Security footage of an armed bank robber July 14 at the US Bank, 4725 N. Western Ave. | FBI

Security footage of an armed bank robber July 14 at the U.S. Bank, 4725 N. Western Ave. | FBI

It can be tough to make ends meet when you’re a senior, so perhaps David Walsh recognized a kindred spirit when he allegedly suggested a way they could both make some cash: rob a bank.

Unfortunately, the 71-year-old Walsh’s acquaintance didn’t share his enthusiasm when they discussed the proposal at a North Side senior rec center on July 13, according to federal prosecutors. Perhaps that’s because the other man happened to be an undercover government informant.

Walsh, who allegedly chose to go solo in a how-not-to-rob-a-bank misadventure, is due in court Wednesday at the Dirksen Federal Building.
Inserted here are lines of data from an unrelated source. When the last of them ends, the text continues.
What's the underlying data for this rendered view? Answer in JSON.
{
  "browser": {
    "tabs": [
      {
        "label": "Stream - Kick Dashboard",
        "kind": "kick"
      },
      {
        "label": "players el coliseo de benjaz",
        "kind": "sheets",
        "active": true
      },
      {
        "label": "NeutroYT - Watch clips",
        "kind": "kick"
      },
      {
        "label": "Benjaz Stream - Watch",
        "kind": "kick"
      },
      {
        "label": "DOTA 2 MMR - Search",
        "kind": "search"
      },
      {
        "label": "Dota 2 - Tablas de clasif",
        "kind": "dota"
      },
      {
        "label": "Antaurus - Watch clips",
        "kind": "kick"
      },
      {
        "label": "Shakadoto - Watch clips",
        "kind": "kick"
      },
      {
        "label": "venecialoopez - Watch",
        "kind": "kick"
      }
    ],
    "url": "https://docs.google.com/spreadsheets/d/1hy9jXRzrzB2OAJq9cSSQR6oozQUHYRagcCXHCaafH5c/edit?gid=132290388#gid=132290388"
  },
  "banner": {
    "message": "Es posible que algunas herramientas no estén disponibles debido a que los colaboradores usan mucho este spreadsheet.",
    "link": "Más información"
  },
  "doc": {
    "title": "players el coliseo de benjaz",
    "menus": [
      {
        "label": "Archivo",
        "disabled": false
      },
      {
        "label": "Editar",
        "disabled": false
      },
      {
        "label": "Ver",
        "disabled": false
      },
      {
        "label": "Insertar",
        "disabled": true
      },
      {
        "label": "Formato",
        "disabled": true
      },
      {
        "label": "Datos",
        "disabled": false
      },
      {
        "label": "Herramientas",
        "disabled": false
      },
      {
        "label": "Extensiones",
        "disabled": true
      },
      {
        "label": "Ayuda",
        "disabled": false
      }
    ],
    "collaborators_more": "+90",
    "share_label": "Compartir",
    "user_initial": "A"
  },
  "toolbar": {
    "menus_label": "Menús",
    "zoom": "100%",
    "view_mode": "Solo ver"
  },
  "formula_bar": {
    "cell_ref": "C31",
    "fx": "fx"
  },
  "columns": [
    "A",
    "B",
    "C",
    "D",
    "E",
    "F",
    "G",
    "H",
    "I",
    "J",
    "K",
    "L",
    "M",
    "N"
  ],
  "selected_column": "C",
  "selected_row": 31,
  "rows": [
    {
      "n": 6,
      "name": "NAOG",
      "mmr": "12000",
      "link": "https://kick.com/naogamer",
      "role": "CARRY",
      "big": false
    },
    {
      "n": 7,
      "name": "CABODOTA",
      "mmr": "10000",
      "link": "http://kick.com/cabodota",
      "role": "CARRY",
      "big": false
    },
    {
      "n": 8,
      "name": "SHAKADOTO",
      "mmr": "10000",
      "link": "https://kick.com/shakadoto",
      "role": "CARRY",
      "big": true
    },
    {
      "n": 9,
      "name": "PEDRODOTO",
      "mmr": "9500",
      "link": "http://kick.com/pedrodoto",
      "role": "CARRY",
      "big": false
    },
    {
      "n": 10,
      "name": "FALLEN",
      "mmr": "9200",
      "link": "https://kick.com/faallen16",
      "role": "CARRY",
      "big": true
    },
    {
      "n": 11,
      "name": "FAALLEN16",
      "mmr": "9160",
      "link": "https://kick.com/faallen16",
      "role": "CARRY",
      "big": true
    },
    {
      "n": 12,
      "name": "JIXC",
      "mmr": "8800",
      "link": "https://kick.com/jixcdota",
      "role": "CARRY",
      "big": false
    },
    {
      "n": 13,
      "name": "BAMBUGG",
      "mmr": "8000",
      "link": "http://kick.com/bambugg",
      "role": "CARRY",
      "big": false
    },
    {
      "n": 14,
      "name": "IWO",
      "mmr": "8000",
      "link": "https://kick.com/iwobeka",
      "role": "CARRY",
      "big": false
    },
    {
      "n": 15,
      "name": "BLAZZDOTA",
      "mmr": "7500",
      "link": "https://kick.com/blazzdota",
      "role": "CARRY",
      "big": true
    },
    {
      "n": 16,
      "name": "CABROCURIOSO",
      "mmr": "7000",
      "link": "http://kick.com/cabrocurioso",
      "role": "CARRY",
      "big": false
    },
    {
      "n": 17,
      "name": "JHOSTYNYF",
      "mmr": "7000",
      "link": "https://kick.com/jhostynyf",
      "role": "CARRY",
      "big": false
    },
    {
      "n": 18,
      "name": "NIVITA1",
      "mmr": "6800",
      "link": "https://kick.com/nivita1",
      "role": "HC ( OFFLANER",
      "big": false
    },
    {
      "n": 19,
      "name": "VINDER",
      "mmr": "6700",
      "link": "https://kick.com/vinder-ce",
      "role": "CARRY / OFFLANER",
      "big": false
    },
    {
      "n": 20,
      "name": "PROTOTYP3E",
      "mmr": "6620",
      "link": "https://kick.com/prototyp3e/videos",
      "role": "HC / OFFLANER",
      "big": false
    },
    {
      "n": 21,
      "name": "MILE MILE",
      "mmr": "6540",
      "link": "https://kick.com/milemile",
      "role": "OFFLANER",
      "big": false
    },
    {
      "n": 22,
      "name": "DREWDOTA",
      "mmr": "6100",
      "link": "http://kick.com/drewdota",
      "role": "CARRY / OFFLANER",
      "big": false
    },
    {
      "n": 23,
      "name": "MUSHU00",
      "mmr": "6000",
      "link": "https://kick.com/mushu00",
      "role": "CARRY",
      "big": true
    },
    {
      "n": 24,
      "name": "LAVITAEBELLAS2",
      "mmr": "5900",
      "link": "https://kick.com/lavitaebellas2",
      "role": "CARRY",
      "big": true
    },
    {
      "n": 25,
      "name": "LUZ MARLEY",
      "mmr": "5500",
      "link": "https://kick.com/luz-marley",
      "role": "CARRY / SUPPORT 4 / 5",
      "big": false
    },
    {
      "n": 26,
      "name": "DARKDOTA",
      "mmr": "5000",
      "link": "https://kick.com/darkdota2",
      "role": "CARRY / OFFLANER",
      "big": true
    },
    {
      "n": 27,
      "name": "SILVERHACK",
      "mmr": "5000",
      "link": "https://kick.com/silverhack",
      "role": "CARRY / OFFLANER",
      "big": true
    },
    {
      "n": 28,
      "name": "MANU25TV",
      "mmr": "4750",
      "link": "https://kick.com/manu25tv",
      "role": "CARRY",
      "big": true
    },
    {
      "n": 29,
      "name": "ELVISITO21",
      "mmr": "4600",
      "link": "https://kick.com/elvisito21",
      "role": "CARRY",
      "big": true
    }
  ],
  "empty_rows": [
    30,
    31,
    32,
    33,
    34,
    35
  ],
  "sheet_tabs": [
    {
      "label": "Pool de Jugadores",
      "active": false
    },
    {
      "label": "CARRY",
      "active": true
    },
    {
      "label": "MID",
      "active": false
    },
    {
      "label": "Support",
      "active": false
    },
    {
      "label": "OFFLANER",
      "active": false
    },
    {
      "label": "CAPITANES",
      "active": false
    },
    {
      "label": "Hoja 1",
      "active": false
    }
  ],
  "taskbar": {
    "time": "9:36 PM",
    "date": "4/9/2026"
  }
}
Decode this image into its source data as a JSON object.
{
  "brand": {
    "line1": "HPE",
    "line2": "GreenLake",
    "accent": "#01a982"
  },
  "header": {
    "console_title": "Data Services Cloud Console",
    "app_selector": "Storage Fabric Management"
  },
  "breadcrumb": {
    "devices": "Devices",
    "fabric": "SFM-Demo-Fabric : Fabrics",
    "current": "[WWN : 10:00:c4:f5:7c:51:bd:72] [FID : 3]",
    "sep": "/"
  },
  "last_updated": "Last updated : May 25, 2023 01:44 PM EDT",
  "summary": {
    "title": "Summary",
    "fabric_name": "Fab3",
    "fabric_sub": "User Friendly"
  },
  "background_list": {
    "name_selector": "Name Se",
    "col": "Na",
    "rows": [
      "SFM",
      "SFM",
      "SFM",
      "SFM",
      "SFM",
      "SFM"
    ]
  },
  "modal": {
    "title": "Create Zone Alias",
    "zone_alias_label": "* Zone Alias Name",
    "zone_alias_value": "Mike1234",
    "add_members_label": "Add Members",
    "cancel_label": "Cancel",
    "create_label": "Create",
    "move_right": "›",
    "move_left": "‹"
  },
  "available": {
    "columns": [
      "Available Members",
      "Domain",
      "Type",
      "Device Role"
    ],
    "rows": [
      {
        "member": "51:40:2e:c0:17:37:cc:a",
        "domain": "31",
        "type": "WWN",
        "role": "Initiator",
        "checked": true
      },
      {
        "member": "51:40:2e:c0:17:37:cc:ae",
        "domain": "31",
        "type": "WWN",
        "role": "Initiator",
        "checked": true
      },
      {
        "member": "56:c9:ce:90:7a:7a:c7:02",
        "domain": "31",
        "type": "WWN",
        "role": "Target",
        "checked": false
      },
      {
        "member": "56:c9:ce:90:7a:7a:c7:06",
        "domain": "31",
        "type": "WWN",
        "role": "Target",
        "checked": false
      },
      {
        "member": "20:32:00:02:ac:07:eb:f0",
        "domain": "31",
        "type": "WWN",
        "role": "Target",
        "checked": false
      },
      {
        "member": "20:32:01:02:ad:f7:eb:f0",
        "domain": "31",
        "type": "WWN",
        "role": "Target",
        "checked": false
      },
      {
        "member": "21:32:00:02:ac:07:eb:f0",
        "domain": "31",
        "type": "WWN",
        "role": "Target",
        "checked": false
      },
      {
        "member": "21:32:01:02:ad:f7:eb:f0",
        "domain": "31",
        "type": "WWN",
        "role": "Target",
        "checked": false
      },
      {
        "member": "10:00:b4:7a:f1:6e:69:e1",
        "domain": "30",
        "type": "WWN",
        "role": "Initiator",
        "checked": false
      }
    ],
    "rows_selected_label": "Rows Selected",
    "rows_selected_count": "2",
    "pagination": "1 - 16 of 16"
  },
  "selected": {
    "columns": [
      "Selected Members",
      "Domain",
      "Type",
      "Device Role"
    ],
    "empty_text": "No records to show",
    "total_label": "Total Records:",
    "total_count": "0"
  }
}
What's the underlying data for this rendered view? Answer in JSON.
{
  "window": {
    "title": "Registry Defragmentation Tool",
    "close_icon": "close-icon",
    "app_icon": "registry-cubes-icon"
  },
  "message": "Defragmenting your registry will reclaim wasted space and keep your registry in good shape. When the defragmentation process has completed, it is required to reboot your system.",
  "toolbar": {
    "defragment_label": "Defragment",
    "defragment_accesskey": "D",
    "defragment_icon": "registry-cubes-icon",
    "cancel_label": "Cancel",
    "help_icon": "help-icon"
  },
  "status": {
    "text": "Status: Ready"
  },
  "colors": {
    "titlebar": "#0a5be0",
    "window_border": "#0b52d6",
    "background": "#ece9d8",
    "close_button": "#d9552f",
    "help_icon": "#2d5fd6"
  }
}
Walsh, who lives in the city, is charged with the July 14 armed robbery of a U.S. Bank at 4725 N. Western Ave. in the Lincoln Center neighborhood, according to a criminal complaint filed in U.S. District Court.

Walsh, wearing a “clown mask” and brandishing a revolver, made off with $3,700, prosecutors said.

Then things went very wrong.

Walsh slipped into an alley near the bank, peeling off his mask and changing clothes — all of which was caught on a video surveillance camera, prosecutors say.

Walsh then used a Ventra fare card — registered in his own name — to board a train at the Brown Line’s Western stop. That too was captured by surveillance video, prosecutors say.

Six days later, the confidential informant Walsh met at the rec center went to the authorities. The informant described how Walsh had suggested robbing a bank, then talked about making more money by doing “smaller, quick jobs,” according to the complainant.

It’s unclear from the complaint how the informant happened to be at the rec center or how he encountered Walsh.

Walsh showed the informant a bag containing, among other things, a “big black revolver in a holster,” prosecutors say.

Walsh approached the informant twice more at the rec center — both times after the July 14 bank robbery. The informant turned down an offer to act as a getaway driver, prosecutors say. But the informant agreed to drive Walsh around so that Walsh could “mark a spot.”

On July 24, federal agents secretly followed Walsh and the informant driving a car toward a branch of TCF Bank in the 4900 block of North Milwaukee. They watched, as Walsh got out of the car, change his clothes and put an “object in the front waistband of his pants.”

Shortly after the car arrived at the bank, federal agents swooped in and arrested Walsh.

Contributing: David Struett